### Your task:
Using the records below, locate all lines containing "label" and return them.

-- Opening Marker --

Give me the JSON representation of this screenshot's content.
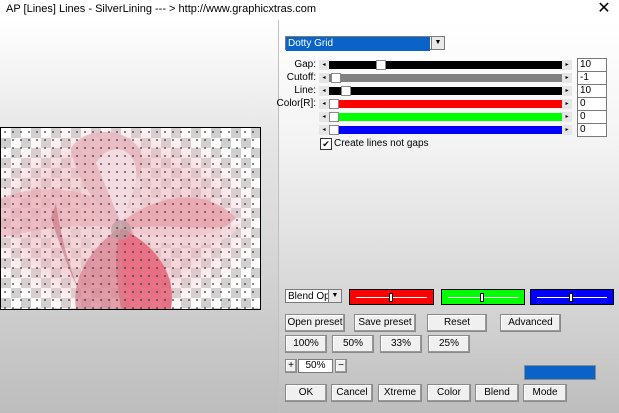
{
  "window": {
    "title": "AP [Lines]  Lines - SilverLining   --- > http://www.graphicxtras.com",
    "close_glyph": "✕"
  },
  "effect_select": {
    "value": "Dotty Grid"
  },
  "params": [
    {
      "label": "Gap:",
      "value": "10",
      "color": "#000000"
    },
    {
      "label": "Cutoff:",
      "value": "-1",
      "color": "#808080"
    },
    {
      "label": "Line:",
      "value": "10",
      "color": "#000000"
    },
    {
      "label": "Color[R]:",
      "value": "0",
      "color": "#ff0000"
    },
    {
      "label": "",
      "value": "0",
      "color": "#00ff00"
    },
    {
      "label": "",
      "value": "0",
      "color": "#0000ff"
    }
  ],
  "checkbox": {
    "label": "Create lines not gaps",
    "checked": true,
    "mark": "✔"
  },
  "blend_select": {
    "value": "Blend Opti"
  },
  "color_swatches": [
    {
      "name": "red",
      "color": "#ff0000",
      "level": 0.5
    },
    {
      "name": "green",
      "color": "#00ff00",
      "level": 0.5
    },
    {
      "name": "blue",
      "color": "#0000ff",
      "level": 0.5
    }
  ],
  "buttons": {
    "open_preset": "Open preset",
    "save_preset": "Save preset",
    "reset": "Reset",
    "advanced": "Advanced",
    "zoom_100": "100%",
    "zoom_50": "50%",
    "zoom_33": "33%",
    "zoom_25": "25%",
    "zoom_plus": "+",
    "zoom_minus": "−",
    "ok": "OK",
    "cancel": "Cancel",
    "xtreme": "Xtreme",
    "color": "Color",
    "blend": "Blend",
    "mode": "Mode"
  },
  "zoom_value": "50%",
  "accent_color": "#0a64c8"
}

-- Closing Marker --
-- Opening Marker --

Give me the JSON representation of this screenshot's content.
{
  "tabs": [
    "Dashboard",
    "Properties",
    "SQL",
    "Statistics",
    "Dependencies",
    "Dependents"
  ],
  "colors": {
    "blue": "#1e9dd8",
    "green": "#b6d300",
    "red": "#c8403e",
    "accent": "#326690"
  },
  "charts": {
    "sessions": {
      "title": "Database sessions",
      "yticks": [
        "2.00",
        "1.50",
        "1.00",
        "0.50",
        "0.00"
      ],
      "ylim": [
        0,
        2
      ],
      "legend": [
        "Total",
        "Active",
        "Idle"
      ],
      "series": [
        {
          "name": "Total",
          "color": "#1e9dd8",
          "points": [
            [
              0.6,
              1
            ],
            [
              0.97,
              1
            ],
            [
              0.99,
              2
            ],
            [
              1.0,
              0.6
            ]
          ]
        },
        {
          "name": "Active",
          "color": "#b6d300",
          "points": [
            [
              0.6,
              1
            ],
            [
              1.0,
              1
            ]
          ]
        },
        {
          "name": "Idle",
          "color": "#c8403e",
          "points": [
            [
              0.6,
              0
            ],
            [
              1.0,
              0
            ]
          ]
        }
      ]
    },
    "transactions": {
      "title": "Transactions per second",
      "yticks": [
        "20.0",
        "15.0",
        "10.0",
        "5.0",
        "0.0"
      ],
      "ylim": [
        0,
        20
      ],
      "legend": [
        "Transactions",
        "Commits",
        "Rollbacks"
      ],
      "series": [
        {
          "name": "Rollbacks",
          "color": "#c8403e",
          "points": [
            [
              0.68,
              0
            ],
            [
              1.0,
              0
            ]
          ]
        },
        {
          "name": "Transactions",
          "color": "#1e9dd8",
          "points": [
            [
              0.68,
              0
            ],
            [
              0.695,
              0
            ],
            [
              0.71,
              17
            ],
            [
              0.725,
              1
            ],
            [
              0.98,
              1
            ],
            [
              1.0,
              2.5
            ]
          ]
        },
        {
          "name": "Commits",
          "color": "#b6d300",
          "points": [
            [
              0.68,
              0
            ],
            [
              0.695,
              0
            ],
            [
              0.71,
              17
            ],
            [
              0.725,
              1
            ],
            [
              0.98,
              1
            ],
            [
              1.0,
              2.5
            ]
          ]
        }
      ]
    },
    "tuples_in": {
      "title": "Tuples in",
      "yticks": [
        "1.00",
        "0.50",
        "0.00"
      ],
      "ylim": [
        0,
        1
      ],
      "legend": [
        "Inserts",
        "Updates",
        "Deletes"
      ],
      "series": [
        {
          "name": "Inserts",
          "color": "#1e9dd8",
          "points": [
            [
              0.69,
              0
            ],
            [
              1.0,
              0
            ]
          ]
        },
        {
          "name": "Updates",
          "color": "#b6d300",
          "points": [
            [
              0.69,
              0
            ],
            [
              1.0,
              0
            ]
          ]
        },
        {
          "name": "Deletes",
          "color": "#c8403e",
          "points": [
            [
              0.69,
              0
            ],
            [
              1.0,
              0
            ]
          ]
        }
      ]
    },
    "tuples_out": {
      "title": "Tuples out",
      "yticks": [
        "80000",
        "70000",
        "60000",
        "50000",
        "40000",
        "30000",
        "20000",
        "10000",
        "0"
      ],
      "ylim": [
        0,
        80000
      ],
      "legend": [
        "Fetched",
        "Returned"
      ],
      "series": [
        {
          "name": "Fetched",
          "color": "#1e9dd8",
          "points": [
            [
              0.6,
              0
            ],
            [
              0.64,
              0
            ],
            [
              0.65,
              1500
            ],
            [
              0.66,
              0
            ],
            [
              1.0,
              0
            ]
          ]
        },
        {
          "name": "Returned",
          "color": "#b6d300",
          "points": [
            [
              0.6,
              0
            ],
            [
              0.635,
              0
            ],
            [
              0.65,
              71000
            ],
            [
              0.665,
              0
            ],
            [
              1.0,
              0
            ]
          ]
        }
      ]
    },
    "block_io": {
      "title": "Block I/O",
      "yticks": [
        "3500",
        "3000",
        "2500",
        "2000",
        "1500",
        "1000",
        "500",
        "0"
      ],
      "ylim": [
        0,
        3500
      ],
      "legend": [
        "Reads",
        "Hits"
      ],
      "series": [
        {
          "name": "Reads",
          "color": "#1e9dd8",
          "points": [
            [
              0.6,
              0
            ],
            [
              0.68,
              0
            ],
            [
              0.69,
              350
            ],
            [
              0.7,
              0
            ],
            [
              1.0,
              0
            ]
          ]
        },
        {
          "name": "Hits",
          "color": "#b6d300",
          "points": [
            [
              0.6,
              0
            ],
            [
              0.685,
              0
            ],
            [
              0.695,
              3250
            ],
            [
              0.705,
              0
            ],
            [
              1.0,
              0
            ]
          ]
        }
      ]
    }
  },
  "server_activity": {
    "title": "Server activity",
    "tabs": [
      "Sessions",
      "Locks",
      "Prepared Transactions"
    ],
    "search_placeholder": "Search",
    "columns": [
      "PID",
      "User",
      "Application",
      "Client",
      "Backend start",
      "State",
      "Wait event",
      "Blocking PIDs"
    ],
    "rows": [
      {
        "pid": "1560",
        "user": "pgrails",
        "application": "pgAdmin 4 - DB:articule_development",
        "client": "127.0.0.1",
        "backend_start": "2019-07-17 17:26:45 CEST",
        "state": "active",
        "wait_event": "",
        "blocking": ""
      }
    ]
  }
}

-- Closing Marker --

### Task solution:
      "label": "Gap:",
      "label": "Cutoff:",
      "label": "Line:",
      "label": "Color[R]:",
      "label": "",
      "label": "",
    "label": "Create lines not gaps",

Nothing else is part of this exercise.